The shift to working from home has brought to the surface the profound problem at the root of increasing burnout rates: A focus on hours spent at the desk or staring at the computer rather than hours spent producing and engaging in quality, worthwhile work.
A Productivity Reality Check: The Data
On our platform we frequently see the regular working of long hours (often 12 hours +) being mistaken for productivity. When we use AI to measure people's actual productivity rather than number hours work, we uncover a very different story.
What our data reflects is that true productivity comes not from the quantity of hours put in, but the quality of our working time: How much we are able to focus in the time we put in. Moreover we must recognise that in order for qualities like innovation and problem-solving to grow and flourish, people need space and shifts in routine.
Complex and creative thought processes are nurtured not only by the doing of tasks, but by the space allowed to let ideas bubble away under the surface, weave through our thinking, and arise organically – and yes, that may be when we’re walking the dog or doing the ironing, as well as when we’re sat in front of a computer screen.
These shifts in emphasis are easy to state but take commitment to enact, both at a personal and organisational level. Individuals need self-awareness and the capacity to reflect on their boundaries, and organisations and their leaders need courage to confidence to move away from the status quo.
Through reflecting on these findings in our data and the work we’ve been doing with clients during the pandemic we came up with a plan for how organisations can do things differently. We’ve called it the New Productivity.
What is the New Productivity?
- The New Productivity is a movement from doing to being. It is a shift from a narrow task-based focus to an inclusive, expansive and trusting culture in which innovation and true productivity can thrive – with the added benefit that the mental health of your people will respond in kind.
- The New Productivity acknowledges that time spent away from the desk is vital in order to make time spent at the desk truly productive. Taking a walk or going for a swim in the middle of the day may be exactly what your body and mind need to return refreshed, motivated and with new ideas bubbling over.
- The New Productivity embraces relationships, communication and self-reflective time as work in of themselves, particularly for leaders: Spending an hour working on these individually or with your team will pay dividends in the long run.
- The New Productivity thrives in cultures of trust and accountability. Trust your people to do their best, to find their own rhythms.
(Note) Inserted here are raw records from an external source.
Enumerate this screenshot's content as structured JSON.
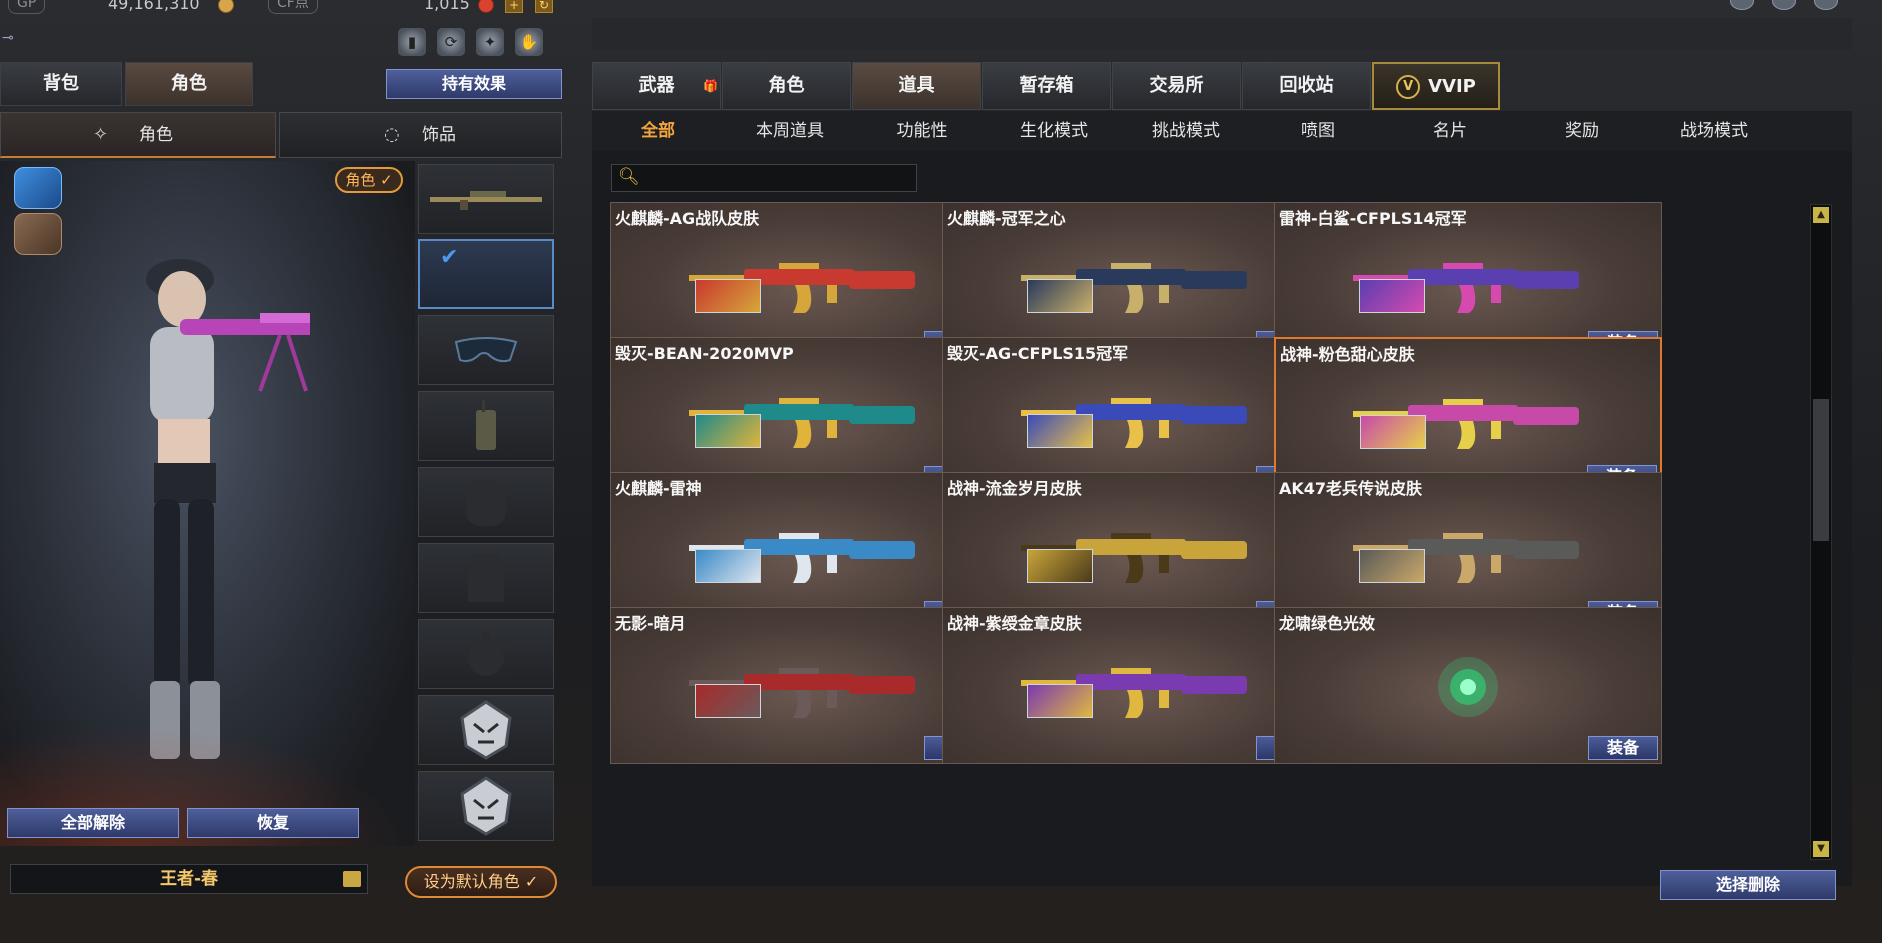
{
  "currency": {
    "gp_label": "GP",
    "gp_value": "49,161,310",
    "cf_label": "CF点",
    "cf_value": "1,015"
  },
  "left": {
    "tabs": [
      "背包",
      "角色"
    ],
    "effect_button": "持有效果",
    "sub_tabs": [
      "角色",
      "饰品"
    ],
    "role_badge": "角色 ✓",
    "unequip_all": "全部解除",
    "restore": "恢复",
    "character_name": "王者-春",
    "set_default": "设为默认角色 ✓"
  },
  "right": {
    "main_tabs": [
      "武器",
      "角色",
      "道具",
      "暂存箱",
      "交易所",
      "回收站",
      "VVIP"
    ],
    "active_main_tab": "道具",
    "sub_tabs": [
      "全部",
      "本周道具",
      "功能性",
      "生化模式",
      "挑战模式",
      "喷图",
      "名片",
      "奖励",
      "战场模式"
    ],
    "active_sub_tab": "全部",
    "search_value": "",
    "equip_label": "装备",
    "delete_button": "选择删除",
    "items": [
      {
        "title": "火麒麟-AG战队皮肤",
        "color": "#c8392f",
        "accent": "#d7a63a"
      },
      {
        "title": "火麒麟-冠军之心",
        "color": "#2a3a5c",
        "accent": "#c9b06a"
      },
      {
        "title": "雷神-白鲨-CFPLS14冠军",
        "color": "#5a3fb0",
        "accent": "#d64ab0"
      },
      {
        "title": "毁灭-BEAN-2020MVP",
        "color": "#1f8a8a",
        "accent": "#e0b43a"
      },
      {
        "title": "毁灭-AG-CFPLS15冠军",
        "color": "#3a4ab8",
        "accent": "#e8c04a"
      },
      {
        "title": "战神-粉色甜心皮肤",
        "color": "#c84aa8",
        "accent": "#e6d04a"
      },
      {
        "title": "火麒麟-雷神",
        "color": "#3a8ac8",
        "accent": "#dfe6ee"
      },
      {
        "title": "战神-流金岁月皮肤",
        "color": "#c9a43a",
        "accent": "#4a3a1a"
      },
      {
        "title": "AK47老兵传说皮肤",
        "color": "#5a5a58",
        "accent": "#c9a86a"
      },
      {
        "title": "无影-暗月",
        "color": "#a82a2a",
        "accent": "#6a5a5a"
      },
      {
        "title": "战神-紫绶金章皮肤",
        "color": "#7a3ab0",
        "accent": "#e0b840"
      },
      {
        "title": "龙啸绿色光效",
        "color": "#2ad87a",
        "accent": "#9affc8"
      }
    ],
    "selected_item": "战神-粉色甜心皮肤"
  }
}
Hold each other accountable where things aren’t going right, and work on solutions together. Key to this: Walk away from surveillance. It serves only to encourage damaging hours of screen-staring, and has no place in innovative, productive teams.
How to unleash the New Productivity in your organisation:
- Personal boundaries: The New Productivity does not mean working all the time. Rather, it allows us to acknowledge that work thoughts may arise unexpectedly at the weekend or when exercising – this is how complex thought processes work.
This does not mean that work boundaries break down, but rather arises naturally from a healthy conception of boundaries that involves a clear start and end time to your working day, a break for lunch, and a lifestyle that allows you to take exercise, rest, sleep enough and nurture yourself and your relationships outside of work. Where work is getting in the way of that – for example, with consistent long hours or overwork – this needs to be addressed.
- Space and difference: Build variety into your day, your work and yes, your organisation. Leave the desk, talk to a friend, switch between different types of task when you can. Diversity in your teams in terms of gender, race, class and neurodivergence will ensure new ideas and openness permeate and encourage an innovative, emotionally-intelligent mindset. Embrace it.
- Organisational buy-in: No individual can do this alone. We all know that setting boundaries and taking needed time away from the screen is only possible where we feel able. As a leader, you can have a profound influence on how your team operate, and a lot of that will entail moving away from controlling micro-management, building strong relationships and nurturing a culture of trust and openness in which innovation and new ideas can flow. These cultures are often set from the top, and in our experience they are ‘modelled’ from the C-Suite down.
So how is your organisation looking? Now is the moment to establish the flexible working culture that will carry your organisation into a more genuinely productive, innovative working future.
If you need help to make change or have questions or ideas, then let's talk - you can contact us through the tab above.